● **EXERCISE DETAILS**
How many lines in the records below contain "title"? Reply with the number only.
[[ EXCERPTED DATA, beginning ]]
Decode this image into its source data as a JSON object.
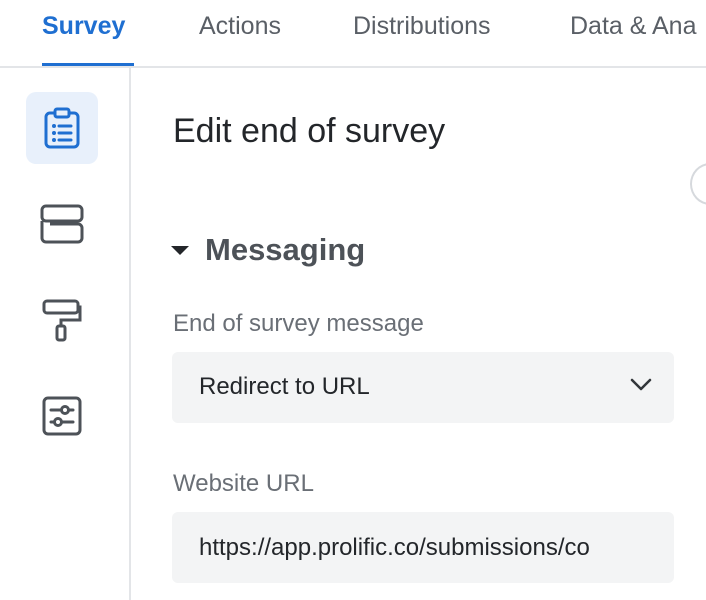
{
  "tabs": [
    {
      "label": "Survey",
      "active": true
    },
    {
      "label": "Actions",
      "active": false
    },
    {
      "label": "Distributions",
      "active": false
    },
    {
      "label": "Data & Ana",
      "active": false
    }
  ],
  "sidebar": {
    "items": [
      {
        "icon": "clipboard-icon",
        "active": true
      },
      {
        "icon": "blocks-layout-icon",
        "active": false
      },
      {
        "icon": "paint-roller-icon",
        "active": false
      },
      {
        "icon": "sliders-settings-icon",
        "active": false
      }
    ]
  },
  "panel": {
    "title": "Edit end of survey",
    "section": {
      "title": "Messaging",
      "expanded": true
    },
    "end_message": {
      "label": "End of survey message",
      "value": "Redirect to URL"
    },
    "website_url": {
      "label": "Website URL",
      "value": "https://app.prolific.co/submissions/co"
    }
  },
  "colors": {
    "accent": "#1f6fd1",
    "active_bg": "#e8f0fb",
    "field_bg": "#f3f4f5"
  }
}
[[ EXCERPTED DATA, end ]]
● **RESPONSE TO THIS TASK**
2